__DIRECTIONS__.
Write out the entries below in full, exactly as given.

__EXERCISE INPUTS__.
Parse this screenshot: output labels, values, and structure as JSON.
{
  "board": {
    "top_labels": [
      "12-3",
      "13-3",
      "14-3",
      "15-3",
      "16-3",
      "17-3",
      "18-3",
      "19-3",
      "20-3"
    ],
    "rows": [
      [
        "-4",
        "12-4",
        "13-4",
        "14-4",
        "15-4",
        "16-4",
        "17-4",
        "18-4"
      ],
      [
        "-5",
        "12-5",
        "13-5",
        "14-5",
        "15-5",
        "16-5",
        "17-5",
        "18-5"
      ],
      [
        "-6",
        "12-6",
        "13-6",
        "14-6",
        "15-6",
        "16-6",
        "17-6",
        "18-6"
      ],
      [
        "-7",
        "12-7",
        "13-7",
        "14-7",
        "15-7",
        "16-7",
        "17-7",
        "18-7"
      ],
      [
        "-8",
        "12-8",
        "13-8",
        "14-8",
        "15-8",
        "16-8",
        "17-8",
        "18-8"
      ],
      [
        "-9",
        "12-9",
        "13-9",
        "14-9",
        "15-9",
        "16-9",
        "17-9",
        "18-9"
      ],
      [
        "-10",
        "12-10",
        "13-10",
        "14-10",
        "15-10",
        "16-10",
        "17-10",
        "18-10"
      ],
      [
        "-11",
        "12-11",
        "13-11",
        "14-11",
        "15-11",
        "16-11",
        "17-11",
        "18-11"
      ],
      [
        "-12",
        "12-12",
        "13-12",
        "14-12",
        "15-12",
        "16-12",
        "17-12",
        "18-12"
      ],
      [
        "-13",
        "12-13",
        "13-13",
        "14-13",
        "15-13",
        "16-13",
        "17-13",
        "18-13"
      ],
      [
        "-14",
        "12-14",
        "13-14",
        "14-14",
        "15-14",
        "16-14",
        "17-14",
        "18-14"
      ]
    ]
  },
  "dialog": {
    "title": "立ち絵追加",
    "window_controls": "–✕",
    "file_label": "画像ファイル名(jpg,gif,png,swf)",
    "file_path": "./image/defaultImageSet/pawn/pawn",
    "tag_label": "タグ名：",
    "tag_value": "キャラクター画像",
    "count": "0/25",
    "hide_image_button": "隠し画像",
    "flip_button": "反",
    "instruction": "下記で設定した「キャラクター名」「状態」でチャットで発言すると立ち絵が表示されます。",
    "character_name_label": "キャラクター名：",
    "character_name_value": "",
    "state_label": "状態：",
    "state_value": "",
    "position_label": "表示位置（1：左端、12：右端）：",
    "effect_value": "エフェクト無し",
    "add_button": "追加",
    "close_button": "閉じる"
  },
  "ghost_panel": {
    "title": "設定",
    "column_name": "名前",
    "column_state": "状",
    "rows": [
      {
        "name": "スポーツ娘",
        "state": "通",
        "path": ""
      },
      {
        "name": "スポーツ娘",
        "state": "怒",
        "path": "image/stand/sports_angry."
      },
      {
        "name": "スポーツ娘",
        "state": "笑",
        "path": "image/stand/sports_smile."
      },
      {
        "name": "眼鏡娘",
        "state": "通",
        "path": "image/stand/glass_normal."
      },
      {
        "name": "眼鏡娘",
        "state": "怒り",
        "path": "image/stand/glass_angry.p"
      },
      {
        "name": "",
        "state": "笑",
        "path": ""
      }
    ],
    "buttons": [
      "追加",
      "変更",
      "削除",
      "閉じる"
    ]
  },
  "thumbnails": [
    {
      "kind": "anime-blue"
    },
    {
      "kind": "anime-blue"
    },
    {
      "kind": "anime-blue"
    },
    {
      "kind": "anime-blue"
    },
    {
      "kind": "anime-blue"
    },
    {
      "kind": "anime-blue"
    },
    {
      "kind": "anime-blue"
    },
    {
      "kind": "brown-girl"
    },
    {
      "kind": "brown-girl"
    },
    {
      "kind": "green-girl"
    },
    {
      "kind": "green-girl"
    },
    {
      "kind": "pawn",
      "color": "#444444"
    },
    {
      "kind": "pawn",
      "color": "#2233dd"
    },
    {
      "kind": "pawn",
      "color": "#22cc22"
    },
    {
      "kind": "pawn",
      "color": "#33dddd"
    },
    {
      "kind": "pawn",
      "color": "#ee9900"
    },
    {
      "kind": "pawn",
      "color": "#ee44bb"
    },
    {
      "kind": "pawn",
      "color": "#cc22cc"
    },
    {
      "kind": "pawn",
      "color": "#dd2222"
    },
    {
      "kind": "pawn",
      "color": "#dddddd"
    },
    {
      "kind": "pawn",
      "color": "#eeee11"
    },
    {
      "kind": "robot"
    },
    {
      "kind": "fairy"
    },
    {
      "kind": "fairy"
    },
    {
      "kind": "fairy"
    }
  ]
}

__EXERCISE ANSWER__.
Parse this screenshot: output labels, values, and structure as JSON.
{
  "board": {
    "top_labels": [
      "12-3",
      "13-3",
      "14-3",
      "15-3",
      "16-3",
      "17-3",
      "18-3",
      "19-3",
      "20-3"
    ],
    "rows": [
      [
        "-4",
        "12-4",
        "13-4",
        "14-4",
        "15-4",
        "16-4",
        "17-4",
        "18-4"
      ],
      [
        "-5",
        "12-5",
        "13-5",
        "14-5",
        "15-5",
        "16-5",
        "17-5",
        "18-5"
      ],
      [
        "-6",
        "12-6",
        "13-6",
        "14-6",
        "15-6",
        "16-6",
        "17-6",
        "18-6"
      ],
      [
        "-7",
        "12-7",
        "13-7",
        "14-7",
        "15-7",
        "16-7",
        "17-7",
        "18-7"
      ],
      [
        "-8",
        "12-8",
        "13-8",
        "14-8",
        "15-8",
        "16-8",
        "17-8",
        "18-8"
      ],
      [
        "-9",
        "12-9",
        "13-9",
        "14-9",
        "15-9",
        "16-9",
        "17-9",
        "18-9"
      ],
      [
        "-10",
        "12-10",
        "13-10",
        "14-10",
        "15-10",
        "16-10",
        "17-10",
        "18-10"
      ],
      [
        "-11",
        "12-11",
        "13-11",
        "14-11",
        "15-11",
        "16-11",
        "17-11",
        "18-11"
      ],
      [
        "-12",
        "12-12",
        "13-12",
        "14-12",
        "15-12",
        "16-12",
        "17-12",
        "18-12"
      ],
      [
        "-13",
        "12-13",
        "13-13",
        "14-13",
        "15-13",
        "16-13",
        "17-13",
        "18-13"
      ],
      [
        "-14",
        "12-14",
        "13-14",
        "14-14",
        "15-14",
        "16-14",
        "17-14",
        "18-14"
      ]
    ]
  },
  "dialog": {
    "title": "立ち絵追加",
    "window_controls": "–✕",
    "file_label": "画像ファイル名(jpg,gif,png,swf)",
    "file_path": "./image/defaultImageSet/pawn/pawn",
    "tag_label": "タグ名：",
    "tag_value": "キャラクター画像",
    "count": "0/25",
    "hide_image_button": "隠し画像",
    "flip_button": "反",
    "instruction": "下記で設定した「キャラクター名」「状態」でチャットで発言すると立ち絵が表示されます。",
    "character_name_label": "キャラクター名：",
    "character_name_value": "",
    "state_label": "状態：",
    "state_value": "",
    "position_label": "表示位置（1：左端、12：右端）：",
    "effect_value": "エフェクト無し",
    "add_button": "追加",
    "close_button": "閉じる"
  },
  "ghost_panel": {
    "title": "設定",
    "column_name": "名前",
    "column_state": "状",
    "rows": [
      {
        "name": "スポーツ娘",
        "state": "通",
        "path": ""
      },
      {
        "name": "スポーツ娘",
        "state": "怒",
        "path": "image/stand/sports_angry."
      },
      {
        "name": "スポーツ娘",
        "state": "笑",
        "path": "image/stand/sports_smile."
      },
      {
        "name": "眼鏡娘",
        "state": "通",
        "path": "image/stand/glass_normal."
      },
      {
        "name": "眼鏡娘",
        "state": "怒り",
        "path": "image/stand/glass_angry.p"
      },
      {
        "name": "",
        "state": "笑",
        "path": ""
      }
    ],
    "buttons": [
      "追加",
      "変更",
      "削除",
      "閉じる"
    ]
  },
  "thumbnails": [
    {
      "kind": "anime-blue"
    },
    {
      "kind": "anime-blue"
    },
    {
      "kind": "anime-blue"
    },
    {
      "kind": "anime-blue"
    },
    {
      "kind": "anime-blue"
    },
    {
      "kind": "anime-blue"
    },
    {
      "kind": "anime-blue"
    },
    {
      "kind": "brown-girl"
    },
    {
      "kind": "brown-girl"
    },
    {
      "kind": "green-girl"
    },
    {
      "kind": "green-girl"
    },
    {
      "kind": "pawn",
      "color": "#444444"
    },
    {
      "kind": "pawn",
      "color": "#2233dd"
    },
    {
      "kind": "pawn",
      "color": "#22cc22"
    },
    {
      "kind": "pawn",
      "color": "#33dddd"
    },
    {
      "kind": "pawn",
      "color": "#ee9900"
    },
    {
      "kind": "pawn",
      "color": "#ee44bb"
    },
    {
      "kind": "pawn",
      "color": "#cc22cc"
    },
    {
      "kind": "pawn",
      "color": "#dd2222"
    },
    {
      "kind": "pawn",
      "color": "#dddddd"
    },
    {
      "kind": "pawn",
      "color": "#eeee11"
    },
    {
      "kind": "robot"
    },
    {
      "kind": "fairy"
    },
    {
      "kind": "fairy"
    },
    {
      "kind": "fairy"
    }
  ]
}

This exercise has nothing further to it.